Local Coach's Idea to Help Special Needs Children Goes National
Two bouts with cancer and a liver transplant could not stop Trenton teacher and coach Aaron Segedi from creating an event that builds character in high school athletes by giving special needs children a chance to play football.
When middle school teacher and varsity football coach Aaron Segedi, 36, hatched the idea for Victory Day in 2009, he had no idea he would be speaking about the event to schools across the country just three years later.
Having been hit with cancer for the second time that same year, Segedi didn’t know if he would have the time, resources or sheer will to organize an event like Victory Day.
Victory Day gives special needs children an opportunity to play football in a stadium, with cheerleaders, a scoreboard and announcers.
Before he could plan Victory Day, Segedi had to get treatment for his second round of cancer.
“I was a mess, but I’m still here,” Segedi said. “I’ve turned a lot of the negatives into positives.”
"It takes a lot to knock me down."
In 2005, Segedi faced two big health issues: he had bio duct cancer, and was in need of a liver transplant because of a lifelong illness. After administering chemotherapy and radiation in July 2005, doctors were able to eliminate the bio duct cancer, allowing Segedi to be placed on a list for a liver donation.
He was told he would likely wait about two years for a new liver. Doctors said he would die waiting. To save his life, Segedi’s sister, Rhonda, donated 70 percent of her liver in December 2005, but not before his brother Bryan had offered up his liver, as well.
Then, in 2009, Segedi found out that he had post transplant lymphoma disorder caused by anti-rejection medication he was taking for a liver transplant.
Segedi said his family and faith helped him get through his fights with cancer and his liver transplant.
“My wife is such and angel … no one thinks about caregivers,” Segedi said. “They think about these people that are going through it. My wife … she cried with me, she told me not to be a baby. She told me to toughen up. She was just there for me all the time.”
After beating cancer twice and surviving a liver transplant, Segedi was as motivated as ever to get back to his wife and two young children, his job as a middle school science and language arts teacher at Boyd W. Arthurs Middle School and his passion—football.
Victory Day: Building character
As the defensive coordinator for the Trenton High School varsity football team, the idea for Victory Day came to Segedi when he began trying to find ways to build character in his football players.
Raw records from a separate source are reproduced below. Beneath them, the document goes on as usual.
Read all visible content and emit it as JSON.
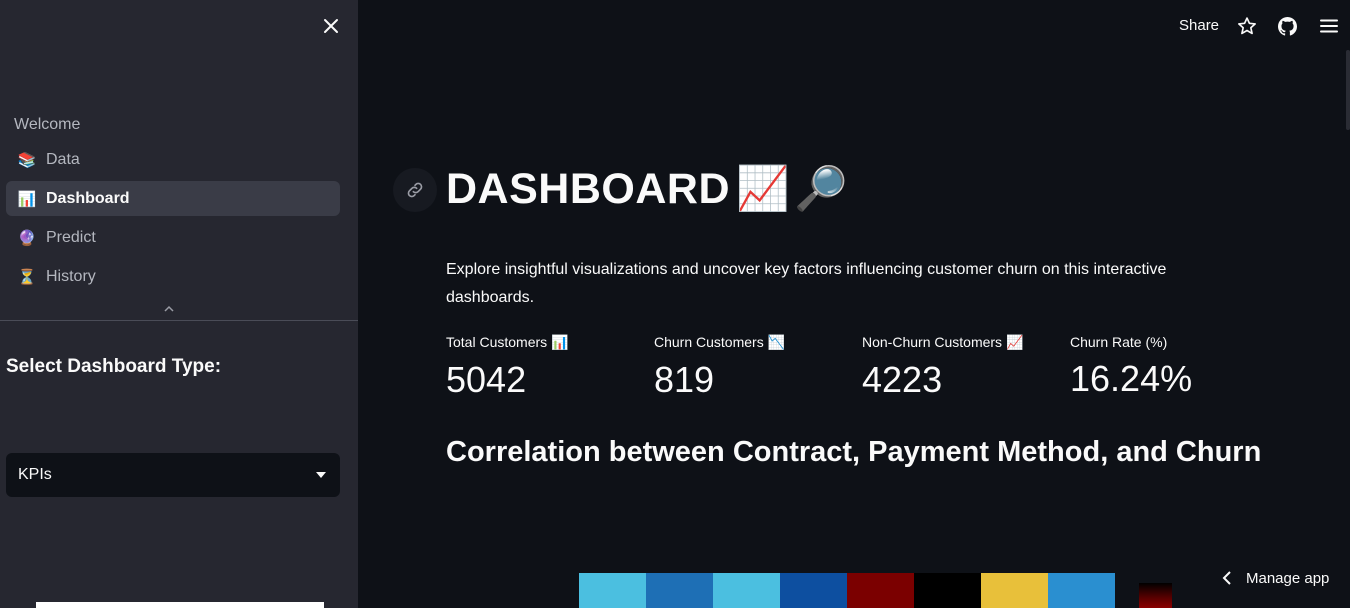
{
  "sidebar": {
    "close_icon": "×",
    "nav_header": "Welcome",
    "items": [
      {
        "label": "Data",
        "icon": "books-icon",
        "glyph": "📚"
      },
      {
        "label": "Dashboard",
        "icon": "bar-chart-icon",
        "glyph": "📊"
      },
      {
        "label": "Predict",
        "icon": "crystal-ball-icon",
        "glyph": "🔮"
      },
      {
        "label": "History",
        "icon": "hourglass-icon",
        "glyph": "⏳"
      }
    ],
    "active_index": 1,
    "select_label": "Select Dashboard Type:",
    "select_value": "KPIs"
  },
  "header": {
    "share_label": "Share"
  },
  "main": {
    "title": "DASHBOARD",
    "title_emoji_1": "📈",
    "title_emoji_2": "🔎",
    "intro": "Explore insightful visualizations and uncover key factors influencing customer churn on this interactive dashboards.",
    "metrics": [
      {
        "label": "Total Customers 📊",
        "value": "5042"
      },
      {
        "label": "Churn Customers 📉",
        "value": "819"
      },
      {
        "label": "Non-Churn Customers 📈",
        "value": "4223"
      },
      {
        "label": "Churn Rate (%)",
        "value": "16.24%"
      }
    ],
    "section_title": "Correlation between Contract, Payment Method, and Churn"
  },
  "heatmap_preview_colors": [
    "#4bbfe0",
    "#1e6fb5",
    "#4bbfe0",
    "#0d4fa0",
    "#7b0000",
    "#000000",
    "#e8c03a",
    "#2a8fd0"
  ],
  "manage_app_label": "Manage app",
  "colors": {
    "background": "#0e1117",
    "sidebar": "#262730",
    "active_nav": "#3a3c47"
  }
}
Victory Day is a day-long event where local special needs children get to play a game of football on Trenton High School’s varsity field, with all the same fan fair as an actual game.
Trenton football players pretend to play defense, while special needs boys grab hold of a football and run it into the end zone—breaking fake tackles all the way.
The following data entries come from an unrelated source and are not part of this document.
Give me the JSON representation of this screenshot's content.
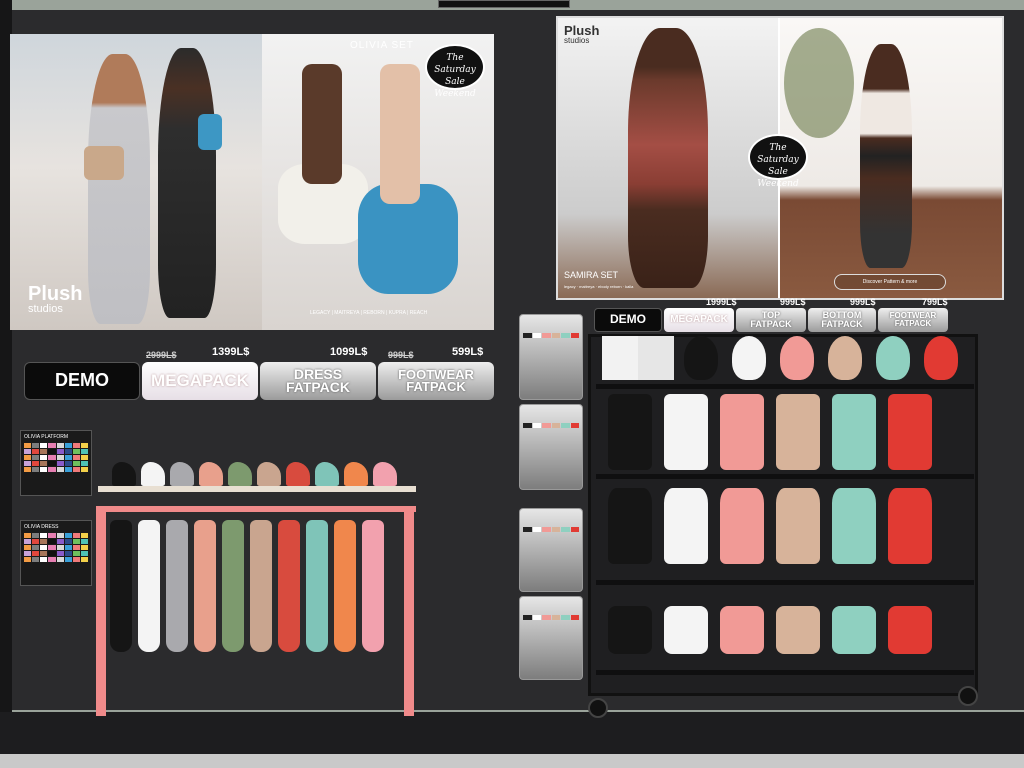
{
  "olivia_poster": {
    "set_title": "OLIVIA SET",
    "brand": "Plush",
    "brand_sub": "studios",
    "badge": "The Saturday Sale Weekend",
    "footer": "LEGACY | MAITREYA | REBORN | KUPRA | REACH"
  },
  "samira_poster": {
    "brand": "Plush",
    "brand_sub": "studios",
    "badge": "The Saturday Sale Weekend",
    "set_title": "SAMIRA SET",
    "set_sub": "legacy · maitreya · ebody reborn · kalla",
    "button": "Discover Pattern & more"
  },
  "olivia_buttons": {
    "demo": "DEMO",
    "megapack": "MEGAPACK",
    "dress": "DRESS FATPACK",
    "footwear": "FOOTWEAR FATPACK",
    "mega_old_price": "2999L$",
    "mega_price": "1399L$",
    "dress_price": "1099L$",
    "foot_old_price": "999L$",
    "foot_price": "599L$"
  },
  "samira_buttons": {
    "demo": "DEMO",
    "megapack": "MEGAPACK",
    "top": "TOP FATPACK",
    "bottom": "BOTTOM FATPACK",
    "footwear": "FOOTWEAR FATPACK",
    "mega_price": "1999L$",
    "top_price": "999L$",
    "bottom_price": "999L$",
    "foot_price": "799L$"
  },
  "swatch_panels": {
    "platform": "OLIVIA PLATFORM",
    "dress": "OLIVIA DRESS"
  },
  "colors": {
    "olivia": [
      "#151515",
      "#f4f4f4",
      "#a9a9ad",
      "#e8a08c",
      "#7d9a6e",
      "#c9a58f",
      "#d84b3e",
      "#7fc4b8",
      "#f0874c",
      "#f2a1ae"
    ],
    "samira": [
      "#151515",
      "#f4f4f4",
      "#f19a96",
      "#d7b39a",
      "#8fd0c0",
      "#e13a33"
    ]
  }
}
Trenton cheerleaders help special needs girls learn cheers. The girls cheer for the boys as they score touchdown after touchdown until the sun sinks behind the stadium.
Segedi considers Victory Day to be one of his greatest achievements.
To the parents and children who participate in the event, Victory Day is more than a game. It’s a life changing experience according to Segedi.
Before the first Victory Day in 2009, Segedi said he received a phone call from a father of an autistic boy who was participating in the game.
“He said, ‘I just wanted to tell you I have butterflies in my stomach that my autistic son in going to play football on Saturday afternoon,’” Segedi said. “Now how cool is that.”
In 2011, former University of Michigan head football coach Lloyd Carr attended Victory Day. He stayed so long he missed his first University of Michigan football game in years. He has already agreed to attend Victory Day again this September.
Segedi is currently seeking sponsorship for Victory Day by corporate powerhouses Nike and Gatorade.
Segedi recently returned from a conference in Cincinnati, OH, where he spoke about Victory Day to schools across the country. Schools in Kentucky, Indiana and Ohio have adopted Segedi’s idea and plan to have a Victory Day of their own next fall, according to Segedi.
Three years after his last bout with cancer, Segedi is healthy and in fighting shape. He gets routine tests to make sure the cancer is gone for good and has absolutely no intention to stop teaching, coaching football or planning and organizing Victory Day.
“I’m very happy where I’m at,” Segedi said. “I’d have to be on my deathbed. It takes a lot to knock me down.”
Victory Day 2012 is set for 10:30 a.m. September 15 at Trenton High School.
Since being published, this story was picked up and posted to the Huffington Post's Greatest Person of the Day.
To donate time or money to Victory Day or to become a sponsor call Aaron Segedi 734-552-4654 or email him at email@example.com.